───── GIVEN RECORDS ─────
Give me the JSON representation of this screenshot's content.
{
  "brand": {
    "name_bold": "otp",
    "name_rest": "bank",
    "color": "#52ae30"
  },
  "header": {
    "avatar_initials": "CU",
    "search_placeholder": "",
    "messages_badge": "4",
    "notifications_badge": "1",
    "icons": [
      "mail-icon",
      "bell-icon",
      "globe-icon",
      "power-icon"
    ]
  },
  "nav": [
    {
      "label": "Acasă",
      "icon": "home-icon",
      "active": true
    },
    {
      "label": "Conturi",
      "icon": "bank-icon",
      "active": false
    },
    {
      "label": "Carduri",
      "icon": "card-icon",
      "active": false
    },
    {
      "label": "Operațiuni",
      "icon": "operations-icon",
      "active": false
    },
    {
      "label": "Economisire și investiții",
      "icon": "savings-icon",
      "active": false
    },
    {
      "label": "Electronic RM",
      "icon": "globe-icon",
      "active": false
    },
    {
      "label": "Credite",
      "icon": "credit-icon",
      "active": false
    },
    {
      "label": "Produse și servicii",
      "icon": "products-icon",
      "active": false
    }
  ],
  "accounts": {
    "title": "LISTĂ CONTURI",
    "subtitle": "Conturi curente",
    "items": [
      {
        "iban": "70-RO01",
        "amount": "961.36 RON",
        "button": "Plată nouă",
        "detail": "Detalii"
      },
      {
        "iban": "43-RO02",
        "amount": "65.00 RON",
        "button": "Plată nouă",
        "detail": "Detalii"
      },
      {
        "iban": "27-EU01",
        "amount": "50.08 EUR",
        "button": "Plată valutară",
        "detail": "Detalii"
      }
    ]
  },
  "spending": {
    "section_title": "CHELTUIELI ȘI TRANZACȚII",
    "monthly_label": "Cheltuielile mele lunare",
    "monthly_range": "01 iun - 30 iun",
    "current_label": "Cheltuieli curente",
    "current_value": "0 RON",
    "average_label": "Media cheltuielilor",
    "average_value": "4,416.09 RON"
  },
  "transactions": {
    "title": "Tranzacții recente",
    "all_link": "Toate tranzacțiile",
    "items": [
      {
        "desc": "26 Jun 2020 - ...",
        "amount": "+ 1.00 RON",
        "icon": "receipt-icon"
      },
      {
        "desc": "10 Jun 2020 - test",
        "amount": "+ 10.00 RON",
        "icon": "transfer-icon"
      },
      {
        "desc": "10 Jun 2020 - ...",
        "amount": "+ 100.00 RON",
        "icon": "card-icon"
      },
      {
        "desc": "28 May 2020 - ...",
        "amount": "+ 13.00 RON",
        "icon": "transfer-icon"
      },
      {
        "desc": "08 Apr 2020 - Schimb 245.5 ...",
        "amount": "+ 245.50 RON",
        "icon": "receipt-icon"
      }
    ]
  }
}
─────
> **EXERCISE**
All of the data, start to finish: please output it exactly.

> **EXERCISE ANSWER**
Give me the JSON representation of this screenshot's content.
{
  "brand": {
    "name_bold": "otp",
    "name_rest": "bank",
    "color": "#52ae30"
  },
  "header": {
    "avatar_initials": "CU",
    "search_placeholder": "",
    "messages_badge": "4",
    "notifications_badge": "1",
    "icons": [
      "mail-icon",
      "bell-icon",
      "globe-icon",
      "power-icon"
    ]
  },
  "nav": [
    {
      "label": "Acasă",
      "icon": "home-icon",
      "active": true
    },
    {
      "label": "Conturi",
      "icon": "bank-icon",
      "active": false
    },
    {
      "label": "Carduri",
      "icon": "card-icon",
      "active": false
    },
    {
      "label": "Operațiuni",
      "icon": "operations-icon",
      "active": false
    },
    {
      "label": "Economisire și investiții",
      "icon": "savings-icon",
      "active": false
    },
    {
      "label": "Electronic RM",
      "icon": "globe-icon",
      "active": false
    },
    {
      "label": "Credite",
      "icon": "credit-icon",
      "active": false
    },
    {
      "label": "Produse și servicii",
      "icon": "products-icon",
      "active": false
    }
  ],
  "accounts": {
    "title": "LISTĂ CONTURI",
    "subtitle": "Conturi curente",
    "items": [
      {
        "iban": "70-RO01",
        "amount": "961.36 RON",
        "button": "Plată nouă",
        "detail": "Detalii"
      },
      {
        "iban": "43-RO02",
        "amount": "65.00 RON",
        "button": "Plată nouă",
        "detail": "Detalii"
      },
      {
        "iban": "27-EU01",
        "amount": "50.08 EUR",
        "button": "Plată valutară",
        "detail": "Detalii"
      }
    ]
  },
  "spending": {
    "section_title": "CHELTUIELI ȘI TRANZACȚII",
    "monthly_label": "Cheltuielile mele lunare",
    "monthly_range": "01 iun - 30 iun",
    "current_label": "Cheltuieli curente",
    "current_value": "0 RON",
    "average_label": "Media cheltuielilor",
    "average_value": "4,416.09 RON"
  },
  "transactions": {
    "title": "Tranzacții recente",
    "all_link": "Toate tranzacțiile",
    "items": [
      {
        "desc": "26 Jun 2020 - ...",
        "amount": "+ 1.00 RON",
        "icon": "receipt-icon"
      },
      {
        "desc": "10 Jun 2020 - test",
        "amount": "+ 10.00 RON",
        "icon": "transfer-icon"
      },
      {
        "desc": "10 Jun 2020 - ...",
        "amount": "+ 100.00 RON",
        "icon": "card-icon"
      },
      {
        "desc": "28 May 2020 - ...",
        "amount": "+ 13.00 RON",
        "icon": "transfer-icon"
      },
      {
        "desc": "08 Apr 2020 - Schimb 245.5 ...",
        "amount": "+ 245.50 RON",
        "icon": "receipt-icon"
      }
    ]
  }
}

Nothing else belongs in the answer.